■ **AVAILABLE RECORDS**:
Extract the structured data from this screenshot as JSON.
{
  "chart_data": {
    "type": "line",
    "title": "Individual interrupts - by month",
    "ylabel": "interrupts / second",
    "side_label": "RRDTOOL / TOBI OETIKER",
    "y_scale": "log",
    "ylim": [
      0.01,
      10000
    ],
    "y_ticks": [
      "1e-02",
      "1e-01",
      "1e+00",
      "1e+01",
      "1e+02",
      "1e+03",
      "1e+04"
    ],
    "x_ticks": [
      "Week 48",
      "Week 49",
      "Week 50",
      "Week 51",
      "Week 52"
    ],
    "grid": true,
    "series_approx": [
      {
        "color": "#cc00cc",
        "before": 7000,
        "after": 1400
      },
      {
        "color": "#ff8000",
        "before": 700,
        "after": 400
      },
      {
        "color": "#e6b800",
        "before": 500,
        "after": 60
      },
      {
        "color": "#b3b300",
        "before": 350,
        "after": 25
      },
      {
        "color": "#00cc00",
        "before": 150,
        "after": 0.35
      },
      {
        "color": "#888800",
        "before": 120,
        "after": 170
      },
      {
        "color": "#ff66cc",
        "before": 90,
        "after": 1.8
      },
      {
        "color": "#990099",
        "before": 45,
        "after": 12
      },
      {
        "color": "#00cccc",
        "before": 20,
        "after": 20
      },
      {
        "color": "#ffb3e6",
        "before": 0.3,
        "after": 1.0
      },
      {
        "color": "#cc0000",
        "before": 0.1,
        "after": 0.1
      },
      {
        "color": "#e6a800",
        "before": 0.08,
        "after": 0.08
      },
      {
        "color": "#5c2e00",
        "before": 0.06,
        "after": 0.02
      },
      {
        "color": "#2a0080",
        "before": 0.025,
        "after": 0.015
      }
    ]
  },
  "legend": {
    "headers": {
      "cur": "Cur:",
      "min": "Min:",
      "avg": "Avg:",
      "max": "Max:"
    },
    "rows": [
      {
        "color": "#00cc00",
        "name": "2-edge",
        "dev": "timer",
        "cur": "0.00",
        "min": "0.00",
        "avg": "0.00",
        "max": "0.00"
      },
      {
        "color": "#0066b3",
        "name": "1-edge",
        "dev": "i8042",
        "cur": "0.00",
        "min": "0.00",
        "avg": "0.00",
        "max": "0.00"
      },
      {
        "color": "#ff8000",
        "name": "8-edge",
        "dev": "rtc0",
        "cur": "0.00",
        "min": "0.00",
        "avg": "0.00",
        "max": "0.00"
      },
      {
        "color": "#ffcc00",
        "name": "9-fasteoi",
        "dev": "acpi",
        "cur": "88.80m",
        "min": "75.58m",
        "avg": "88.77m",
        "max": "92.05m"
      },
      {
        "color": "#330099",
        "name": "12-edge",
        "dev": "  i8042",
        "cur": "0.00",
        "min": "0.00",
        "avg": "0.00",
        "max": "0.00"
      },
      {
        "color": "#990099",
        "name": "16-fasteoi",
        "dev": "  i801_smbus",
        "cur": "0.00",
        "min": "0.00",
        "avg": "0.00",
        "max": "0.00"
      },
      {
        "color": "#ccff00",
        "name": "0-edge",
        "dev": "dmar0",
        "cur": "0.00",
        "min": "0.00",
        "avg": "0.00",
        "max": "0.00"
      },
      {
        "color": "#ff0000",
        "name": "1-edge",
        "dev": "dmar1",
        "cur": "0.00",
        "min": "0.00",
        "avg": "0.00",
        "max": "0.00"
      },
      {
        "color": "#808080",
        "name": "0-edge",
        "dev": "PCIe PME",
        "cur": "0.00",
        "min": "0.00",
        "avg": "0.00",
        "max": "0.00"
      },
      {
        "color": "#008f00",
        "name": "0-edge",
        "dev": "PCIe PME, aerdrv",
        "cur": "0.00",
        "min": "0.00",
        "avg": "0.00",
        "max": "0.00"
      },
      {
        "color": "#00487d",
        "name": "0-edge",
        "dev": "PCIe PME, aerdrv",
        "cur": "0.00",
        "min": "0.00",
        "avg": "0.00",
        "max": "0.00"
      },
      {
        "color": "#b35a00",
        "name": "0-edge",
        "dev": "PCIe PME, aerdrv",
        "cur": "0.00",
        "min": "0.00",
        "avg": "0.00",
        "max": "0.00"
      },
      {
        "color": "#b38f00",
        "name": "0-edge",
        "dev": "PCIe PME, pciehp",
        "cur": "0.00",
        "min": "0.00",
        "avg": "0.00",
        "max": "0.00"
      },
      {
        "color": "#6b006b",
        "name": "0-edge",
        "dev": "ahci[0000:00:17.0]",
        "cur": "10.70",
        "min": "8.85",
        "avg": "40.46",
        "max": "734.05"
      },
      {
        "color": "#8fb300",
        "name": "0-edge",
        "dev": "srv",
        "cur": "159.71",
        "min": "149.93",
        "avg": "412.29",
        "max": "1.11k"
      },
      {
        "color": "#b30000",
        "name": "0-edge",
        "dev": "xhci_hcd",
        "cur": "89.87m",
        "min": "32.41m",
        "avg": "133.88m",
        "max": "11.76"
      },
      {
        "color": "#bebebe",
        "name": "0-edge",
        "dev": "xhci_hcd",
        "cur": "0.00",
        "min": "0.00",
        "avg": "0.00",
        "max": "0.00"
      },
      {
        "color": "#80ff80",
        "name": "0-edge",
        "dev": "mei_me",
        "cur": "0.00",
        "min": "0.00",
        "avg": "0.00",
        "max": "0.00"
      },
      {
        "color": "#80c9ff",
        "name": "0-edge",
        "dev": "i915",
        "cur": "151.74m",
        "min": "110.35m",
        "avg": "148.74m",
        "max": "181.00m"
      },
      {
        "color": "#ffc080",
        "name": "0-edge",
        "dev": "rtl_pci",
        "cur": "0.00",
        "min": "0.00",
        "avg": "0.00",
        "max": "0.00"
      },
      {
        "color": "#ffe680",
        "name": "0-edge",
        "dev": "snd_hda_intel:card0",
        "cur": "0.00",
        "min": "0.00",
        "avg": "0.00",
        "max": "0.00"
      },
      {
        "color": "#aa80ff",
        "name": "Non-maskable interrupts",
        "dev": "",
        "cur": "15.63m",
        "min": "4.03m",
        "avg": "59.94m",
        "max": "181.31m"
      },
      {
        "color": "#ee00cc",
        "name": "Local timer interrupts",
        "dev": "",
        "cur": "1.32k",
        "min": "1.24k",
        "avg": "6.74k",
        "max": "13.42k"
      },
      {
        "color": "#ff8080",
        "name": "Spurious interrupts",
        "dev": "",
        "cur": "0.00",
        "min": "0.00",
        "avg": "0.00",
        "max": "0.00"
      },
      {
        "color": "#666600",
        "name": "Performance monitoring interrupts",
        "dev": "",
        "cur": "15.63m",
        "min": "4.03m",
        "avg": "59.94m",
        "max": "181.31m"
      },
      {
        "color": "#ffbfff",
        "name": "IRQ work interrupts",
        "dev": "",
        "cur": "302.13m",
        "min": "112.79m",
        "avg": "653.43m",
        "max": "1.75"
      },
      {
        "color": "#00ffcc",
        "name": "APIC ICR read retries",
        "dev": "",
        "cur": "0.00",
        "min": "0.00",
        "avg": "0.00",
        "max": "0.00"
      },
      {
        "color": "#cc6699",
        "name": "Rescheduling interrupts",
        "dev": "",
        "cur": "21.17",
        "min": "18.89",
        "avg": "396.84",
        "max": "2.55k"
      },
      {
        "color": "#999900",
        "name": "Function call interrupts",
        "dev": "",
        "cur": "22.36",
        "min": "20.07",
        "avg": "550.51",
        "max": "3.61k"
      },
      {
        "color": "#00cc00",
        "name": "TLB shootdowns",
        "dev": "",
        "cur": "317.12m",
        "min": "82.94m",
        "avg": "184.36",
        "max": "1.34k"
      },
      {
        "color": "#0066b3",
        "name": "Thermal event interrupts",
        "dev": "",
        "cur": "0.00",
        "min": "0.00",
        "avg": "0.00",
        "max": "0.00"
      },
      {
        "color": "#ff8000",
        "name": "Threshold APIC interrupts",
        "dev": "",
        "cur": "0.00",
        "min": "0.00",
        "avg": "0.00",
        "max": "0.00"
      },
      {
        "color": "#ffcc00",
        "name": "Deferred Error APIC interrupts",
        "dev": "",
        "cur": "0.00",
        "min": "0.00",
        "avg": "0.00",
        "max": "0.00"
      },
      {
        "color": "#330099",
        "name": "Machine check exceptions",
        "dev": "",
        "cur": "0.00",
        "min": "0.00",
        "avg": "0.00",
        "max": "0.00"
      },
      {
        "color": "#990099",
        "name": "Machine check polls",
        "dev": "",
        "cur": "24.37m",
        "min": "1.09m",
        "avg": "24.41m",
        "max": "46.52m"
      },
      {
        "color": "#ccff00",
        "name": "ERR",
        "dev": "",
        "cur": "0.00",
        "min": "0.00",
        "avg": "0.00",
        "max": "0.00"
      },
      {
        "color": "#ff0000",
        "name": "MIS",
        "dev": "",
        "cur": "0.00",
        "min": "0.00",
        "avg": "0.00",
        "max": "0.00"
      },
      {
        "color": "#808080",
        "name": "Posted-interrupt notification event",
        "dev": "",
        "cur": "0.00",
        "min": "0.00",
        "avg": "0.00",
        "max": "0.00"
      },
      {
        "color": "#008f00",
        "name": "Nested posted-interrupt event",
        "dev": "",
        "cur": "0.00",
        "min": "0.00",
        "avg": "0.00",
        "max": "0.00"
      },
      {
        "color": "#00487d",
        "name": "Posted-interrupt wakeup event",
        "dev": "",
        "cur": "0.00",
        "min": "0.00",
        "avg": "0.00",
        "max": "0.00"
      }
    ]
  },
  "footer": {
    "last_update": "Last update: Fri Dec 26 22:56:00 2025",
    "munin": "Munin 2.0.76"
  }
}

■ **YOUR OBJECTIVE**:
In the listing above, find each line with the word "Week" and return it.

■ **ANSWER TO THE EXERCISE**:
      "Week 48",
      "Week 49",
      "Week 50",
      "Week 51",
      "Week 52"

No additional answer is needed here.